Most people with arteriovenous malformations don't experience any symptoms. For those that do have symptoms, the most common include:
- Abnormal sensations such as numbness or tingling
Symptoms can vary widely, depending on the location of the AVM. Other symptoms are memory loss, muscle weakness, and visual distrubances, such as partial vision. Some researchers believe the condition can cause subtle learning or behavioral disorders, long before other symptoms emerge.
The most serious complication is bleeding in the brain, resulting in a stroke.
Damage from AVMs tend to build-up over time. In women, pregnancy can sometimes trigger symptoms due to increases in blood volume and blood pressure.
If no symptoms occur by the time people reach their late forties or early fifties, AVMs typically remain stable.
Because AVMs may not produce symptoms, they may be discovered during treatment for other disorders.
In children, AVMs are the leading cause of hemorrhagic stroke.
The following tests may be used to diagnose your arteriovenous malformation (AVM), as well as help identify its size, location and blood-flow pattern.

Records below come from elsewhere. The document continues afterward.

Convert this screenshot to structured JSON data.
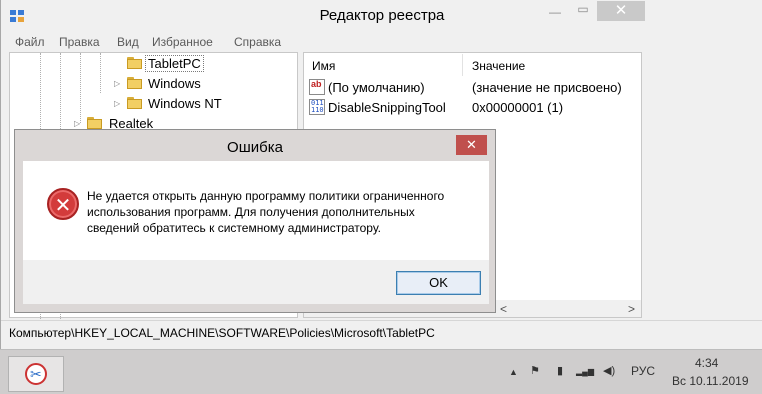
{
  "window": {
    "title": "Редактор реестра",
    "minimize_glyph": "—",
    "maximize_glyph": "▭",
    "close_glyph": "✕"
  },
  "menu": [
    "Файл",
    "Правка",
    "Вид",
    "Избранное",
    "Справка"
  ],
  "tree": {
    "nodes": [
      {
        "label": "TabletPC",
        "selected": true
      },
      {
        "label": "Windows",
        "expander": "▷"
      },
      {
        "label": "Windows NT",
        "expander": "▷"
      },
      {
        "label": "Realtek",
        "expander": "▷"
      }
    ]
  },
  "list": {
    "columns": {
      "name": "Имя",
      "value": "Значение"
    },
    "rows": [
      {
        "icon": "string-value-icon",
        "icon_text": "ab",
        "name": "(По умолчанию)",
        "value": "(значение не присвоено)"
      },
      {
        "icon": "binary-value-icon",
        "icon_text": "011 110",
        "name": "DisableSnippingTool",
        "value": "0x00000001 (1)"
      }
    ]
  },
  "scrollbar": {
    "left_arrow": "<",
    "right_arrow": ">"
  },
  "status": {
    "path": "Компьютер\\HKEY_LOCAL_MACHINE\\SOFTWARE\\Policies\\Microsoft\\TabletPC"
  },
  "dialog": {
    "title": "Ошибка",
    "close_glyph": "✕",
    "icon": "error-icon",
    "icon_glyph": "✕",
    "message_lines": [
      "Не удается открыть данную программу политики ограниченного",
      "использования программ. Для получения дополнительных",
      "сведений обратитесь к системному администратору."
    ],
    "ok_label": "OK"
  },
  "taskbar": {
    "app_icon": "snipping-tool-icon",
    "app_glyph": "✂",
    "tray_icons": [
      {
        "name": "show-hidden-icons-icon",
        "glyph": "▲"
      },
      {
        "name": "action-center-flag-icon",
        "glyph": "⚑"
      },
      {
        "name": "battery-icon",
        "glyph": "▮"
      },
      {
        "name": "network-signal-icon",
        "glyph": "▂▄▆"
      },
      {
        "name": "volume-icon",
        "glyph": "◀)"
      }
    ],
    "language": "РУС",
    "time": "4:34",
    "date": "Вс 10.11.2019"
  },
  "colors": {
    "dialog_close": "#c0504d",
    "error_icon": "#d33b3b",
    "ok_border": "#3c7fb1"
  }
}
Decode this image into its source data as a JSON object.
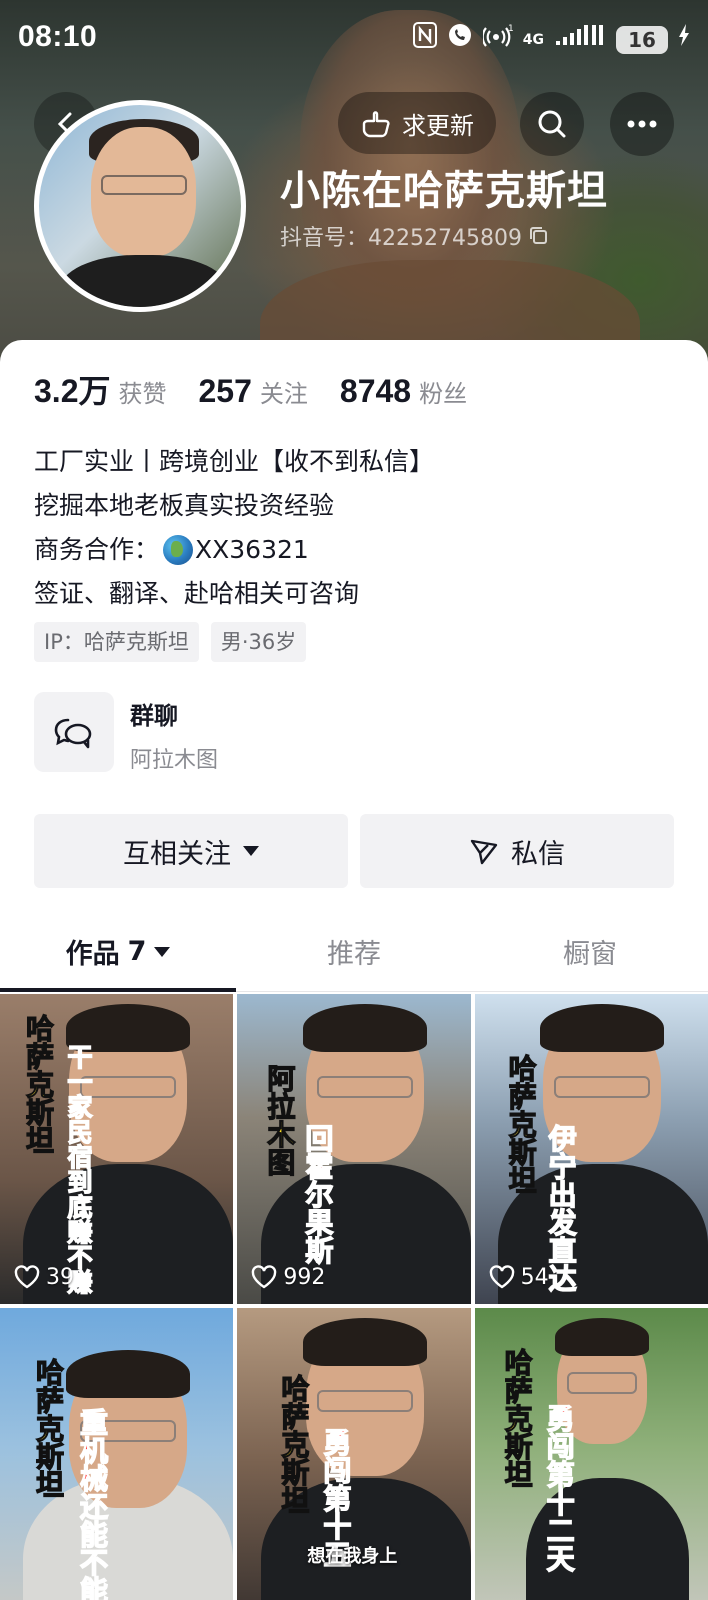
{
  "status_bar": {
    "time": "08:10",
    "network_label": "4G",
    "battery_level": "16"
  },
  "header": {
    "update_button_label": "求更新",
    "nickname": "小陈在哈萨克斯坦",
    "douyin_id": "抖音号：42252745809"
  },
  "stats": [
    {
      "value": "3.2万",
      "label": "获赞"
    },
    {
      "value": "257",
      "label": "关注"
    },
    {
      "value": "8748",
      "label": "粉丝"
    }
  ],
  "bio": {
    "line1": "工厂实业丨跨境创业【收不到私信】",
    "line2": "挖掘本地老板真实投资经验",
    "line3_prefix": "商务合作：",
    "line3_value": "XX36321",
    "line4": "签证、翻译、赴哈相关可咨询"
  },
  "tags": {
    "ip": "IP：哈萨克斯坦",
    "gender_age": "男·36岁"
  },
  "group_chat": {
    "title": "群聊",
    "subtitle": "阿拉木图"
  },
  "actions": {
    "follow_label": "互相关注",
    "message_label": "私信"
  },
  "tabs": {
    "works_label": "作品",
    "works_count": "7",
    "recommend_label": "推荐",
    "showcase_label": "橱窗"
  },
  "videos": [
    {
      "likes": "39",
      "yellow_text": "哈萨克斯坦",
      "red_text": "干一家民宿到底赚不赚"
    },
    {
      "likes": "992",
      "yellow_text": "阿拉木图",
      "red_text": "回霍尔果斯"
    },
    {
      "likes": "54",
      "yellow_text": "哈萨克斯坦",
      "red_text": "伊宁出发直达"
    },
    {
      "likes": "",
      "yellow_text": "哈萨克斯坦",
      "red_text": "重机械还能不能"
    },
    {
      "likes": "",
      "yellow_text": "哈萨克斯坦",
      "red_text": "勇闯第十五",
      "caption": "想在我身上"
    },
    {
      "likes": "",
      "yellow_text": "哈萨克斯坦",
      "red_text": "勇闯第十二天"
    }
  ],
  "colors": {
    "text_primary": "#161823",
    "text_secondary": "#8a8b91",
    "button_bg": "#f2f2f4",
    "overlay_yellow": "#ffe12a",
    "overlay_red": "#ff2d2d"
  }
}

- Angiography This special X-ray exam shows the structure of a person's blood vessels and is essential in the diagnosis and treatment planning of AVMs. During this procedure, a harmless dye that can be seen on X-rays is injected into an artery that supplies blood to the brain. The dye follows the path of the brain's blood flow and can show any obstructions or leaks.
- Computed Tomography (CT) Scan With this test, X-ray beams are used to create a 3-dimensional image of the brain. A CT scan typically can detect bleeding into the brain, called a hemorrhage, which indicates an AVM.
- Magnetic Resonance Angiography (MRA) This procedure is a magnetic resonance imaging (MRI) study of the blood vessels and provides detailed images of blood vessels. Using a strong magnetic field, an MRI generates a 3-D image of the brain to detect, diagnose and aid the treatment of vascular disorders. The procedure is painless.
Today, there are many safe and highly effective therapies available to treat arteriovenous malformations (AVM). These include surgery, radiation therapy, embolization and radiosurgery using a device called a Gamma Knife.
- Conventional Surgery In many cases, surgery may be recommended to completely remove the AVM. This is appropriate when the AVM is small and located on the surface of the brain or spinal cord. When the AVM is deep in the brain, other minimally invasive techniques are used to prevent damage to surrounding tissue.
- Embolization Embolization is a technique used to reduce blood flow to the AVM by obstructing surrounding blood vessels. During this procedure, the AVM is filled with specially designed coils, glues or spheres that plug its vessels and decrease the flow of blood. Embolization usually doesn't permanently resolve the AVM but makes it more manageable for future procedures such as surgery.
- Radiosurgery The Gamma Knife, an advanced radiosurgery treatment, is often recommended for people with complex, deep-seated or brain-stem AVMs. Despite its name, the Gamma Knife isn't a knife at all. It delivers a single, very finely focused, high dose of radiation precisely to its target, while causing little or no damage to surrounding tissue. The high dose of radiation damages and eventually closes the walls of the blood vessel. Radiosurgery can be used alone or in combination with other treatments, such as conventional surgery.
UCSF Health medical specialists have reviewed this information. It is for educational purposes only and is not intended to replace the advice of your doctor or other health care provider. We encourage you to discuss any questions or concerns you may have with your provider.